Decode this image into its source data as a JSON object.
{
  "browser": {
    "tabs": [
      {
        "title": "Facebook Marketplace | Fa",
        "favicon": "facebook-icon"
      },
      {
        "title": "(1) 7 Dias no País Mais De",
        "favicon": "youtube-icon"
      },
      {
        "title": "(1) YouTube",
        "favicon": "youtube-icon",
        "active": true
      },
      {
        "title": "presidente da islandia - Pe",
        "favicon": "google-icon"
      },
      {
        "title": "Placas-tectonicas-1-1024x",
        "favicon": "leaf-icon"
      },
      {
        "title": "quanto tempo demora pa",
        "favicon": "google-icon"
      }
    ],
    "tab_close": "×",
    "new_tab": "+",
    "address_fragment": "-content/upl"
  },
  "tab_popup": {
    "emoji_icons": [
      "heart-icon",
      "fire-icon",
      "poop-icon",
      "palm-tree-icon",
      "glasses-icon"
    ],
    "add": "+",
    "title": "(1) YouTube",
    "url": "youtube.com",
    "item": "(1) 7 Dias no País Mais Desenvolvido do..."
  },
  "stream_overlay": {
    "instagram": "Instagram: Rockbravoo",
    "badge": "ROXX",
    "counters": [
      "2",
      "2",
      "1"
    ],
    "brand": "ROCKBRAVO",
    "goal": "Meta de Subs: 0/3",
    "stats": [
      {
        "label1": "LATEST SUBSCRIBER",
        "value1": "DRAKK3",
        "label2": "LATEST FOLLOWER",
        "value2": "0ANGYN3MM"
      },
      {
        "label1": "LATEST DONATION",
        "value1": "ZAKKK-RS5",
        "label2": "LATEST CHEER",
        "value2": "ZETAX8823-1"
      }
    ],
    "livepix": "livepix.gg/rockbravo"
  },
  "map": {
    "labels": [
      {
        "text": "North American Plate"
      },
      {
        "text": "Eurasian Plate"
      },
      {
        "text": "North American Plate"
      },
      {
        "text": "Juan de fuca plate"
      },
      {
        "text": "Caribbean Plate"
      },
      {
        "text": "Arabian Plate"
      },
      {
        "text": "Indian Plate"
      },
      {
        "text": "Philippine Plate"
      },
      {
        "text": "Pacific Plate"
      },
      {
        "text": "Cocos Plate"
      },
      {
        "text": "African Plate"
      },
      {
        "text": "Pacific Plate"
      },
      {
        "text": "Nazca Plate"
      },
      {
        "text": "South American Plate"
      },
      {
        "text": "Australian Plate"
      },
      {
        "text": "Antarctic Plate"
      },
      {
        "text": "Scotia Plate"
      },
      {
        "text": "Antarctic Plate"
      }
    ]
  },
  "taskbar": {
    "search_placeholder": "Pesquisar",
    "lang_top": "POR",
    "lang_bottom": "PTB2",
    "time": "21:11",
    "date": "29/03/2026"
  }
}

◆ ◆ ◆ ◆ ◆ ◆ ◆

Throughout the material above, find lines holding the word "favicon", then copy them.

        "favicon": "facebook-icon"
        "favicon": "youtube-icon"
        "favicon": "youtube-icon",
        "favicon": "google-icon"
        "favicon": "leaf-icon"
        "favicon": "google-icon"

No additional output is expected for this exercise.